Work to complete.
Which of the lines in the records below hold the string "selected"? Copy every one of them.
:: Extracted data ::
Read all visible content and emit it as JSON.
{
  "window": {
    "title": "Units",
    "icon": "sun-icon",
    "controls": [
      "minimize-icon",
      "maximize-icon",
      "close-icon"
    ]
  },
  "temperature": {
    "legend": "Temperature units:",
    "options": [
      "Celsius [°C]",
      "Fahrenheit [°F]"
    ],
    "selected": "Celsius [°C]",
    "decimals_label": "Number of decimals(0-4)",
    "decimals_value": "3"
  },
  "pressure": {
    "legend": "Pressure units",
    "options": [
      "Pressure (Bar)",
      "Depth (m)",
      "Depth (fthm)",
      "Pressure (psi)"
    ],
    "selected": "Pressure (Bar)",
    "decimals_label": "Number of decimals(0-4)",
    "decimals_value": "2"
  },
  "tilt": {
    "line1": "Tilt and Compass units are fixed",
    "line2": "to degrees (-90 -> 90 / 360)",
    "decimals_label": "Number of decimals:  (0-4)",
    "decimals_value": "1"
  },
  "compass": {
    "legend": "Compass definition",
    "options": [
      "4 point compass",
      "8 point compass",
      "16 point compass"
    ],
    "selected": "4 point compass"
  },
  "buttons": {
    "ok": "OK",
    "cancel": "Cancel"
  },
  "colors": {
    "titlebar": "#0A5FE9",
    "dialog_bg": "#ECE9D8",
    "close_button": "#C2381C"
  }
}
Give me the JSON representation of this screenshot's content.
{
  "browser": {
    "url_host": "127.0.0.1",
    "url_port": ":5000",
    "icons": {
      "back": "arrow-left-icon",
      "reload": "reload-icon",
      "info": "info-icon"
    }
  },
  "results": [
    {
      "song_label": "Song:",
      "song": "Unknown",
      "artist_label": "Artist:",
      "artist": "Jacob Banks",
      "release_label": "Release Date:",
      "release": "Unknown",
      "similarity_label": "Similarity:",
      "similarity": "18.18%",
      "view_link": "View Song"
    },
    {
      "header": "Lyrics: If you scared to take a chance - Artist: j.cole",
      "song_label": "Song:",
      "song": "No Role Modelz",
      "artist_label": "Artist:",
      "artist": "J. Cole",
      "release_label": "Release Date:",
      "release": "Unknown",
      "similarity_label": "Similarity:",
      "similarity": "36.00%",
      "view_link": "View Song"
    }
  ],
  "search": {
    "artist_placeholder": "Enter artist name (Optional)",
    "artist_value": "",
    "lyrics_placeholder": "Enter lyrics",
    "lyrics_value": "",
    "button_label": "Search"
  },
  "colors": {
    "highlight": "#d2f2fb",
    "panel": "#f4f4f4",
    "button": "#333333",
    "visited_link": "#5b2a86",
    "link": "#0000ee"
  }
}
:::
Result of this exercise.
    "selected": "Celsius [°C]",
    "selected": "Pressure (Bar)",
    "selected": "4 point compass"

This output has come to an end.